    Five years later, there are no issues, no discussions, nothing with my family. We've also moved to the phase where if we aren't allowed to show physical affection then nobody is allowed to show physical affection.

    Every event and holiday and what have you with Grant's family on the other hand, is to this day still a knock-down drag-out fight. Every single one. Because he's still hoping there will be a glimmer of respect or understanding.

    People rise to our expectations, so let your family know what level you expect them to rise to.

    p.s. Were you on the BYU BDC touring company? Will you be at the reunion next week?

  7. I will say that you have achieved your usual eloquence, that I think this letter is well stated, and that only you can know your family well enough to write to them. If you could write more, be more bold, as some have suggested, then I suggest you do so.
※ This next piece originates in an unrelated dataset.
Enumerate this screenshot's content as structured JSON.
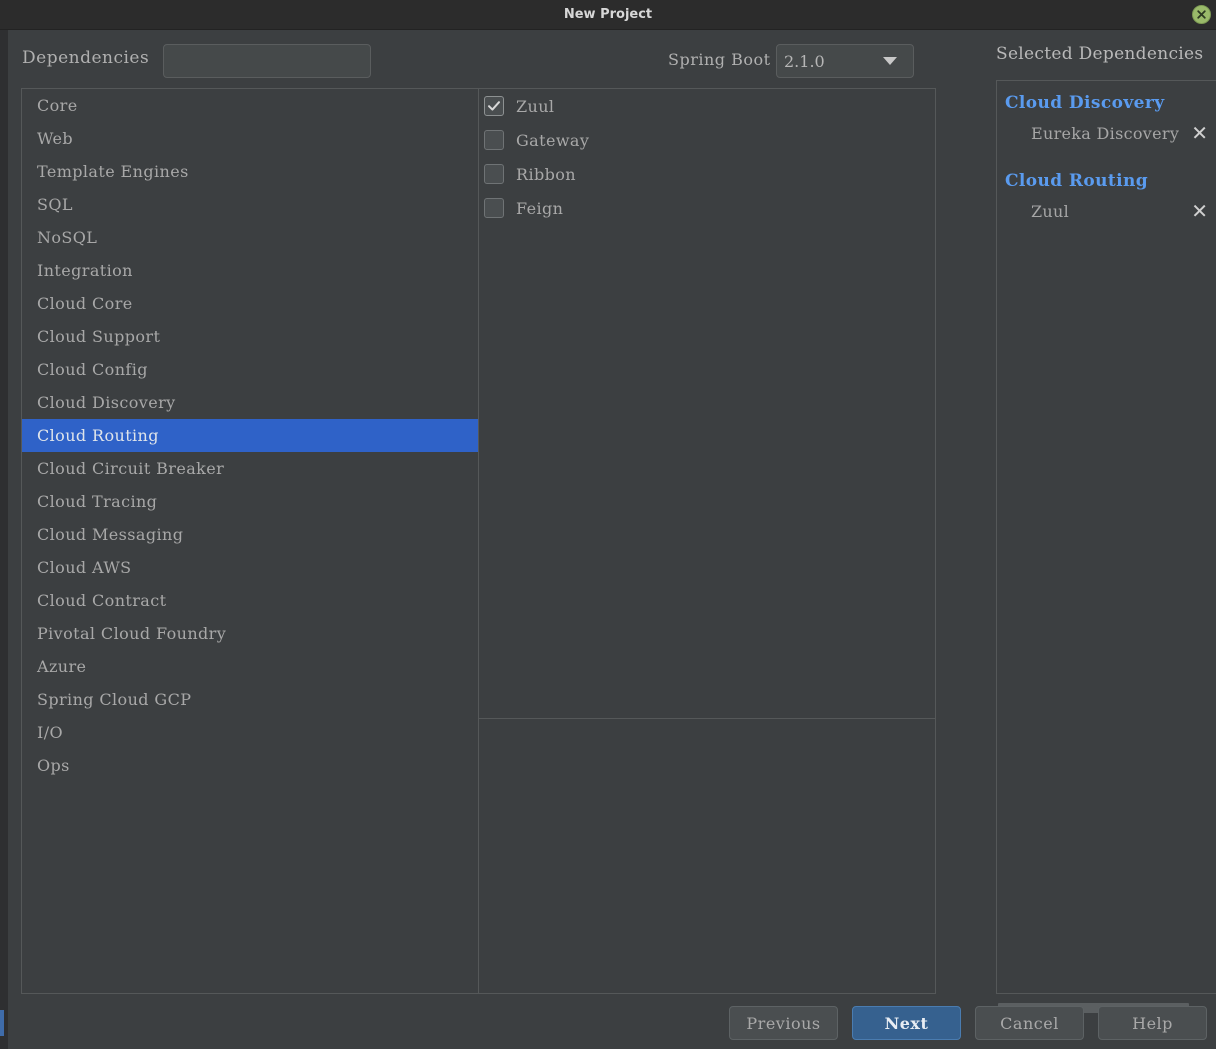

    If not, don't.

    And this had better not be an April Fool's post.

  8. Thanks everyone for your comments. I'll be posting a revision soon.

    Christian: I didn't stay at BYU long enough to get onto the touring team (although, I wasn't extremely hopeful because of my height, anyway).

  9. I'm just curious what you hope to achieve with this letter... It sounds like your family already all know you're gay... It sounds like you're asking them to approve of you dating guys.

  10. Hey Andrew.

    On the whole, a nicely written letter. Appropriate as we observe this Good Friday commemoration of the Crucifixion of Our Lord.

    I agree with the idea of leaving out any reference to the more tender areas of the body ;) as well as the 'virgin lips' thing. But aside from that, well written and I echo the others when I say go for it. :)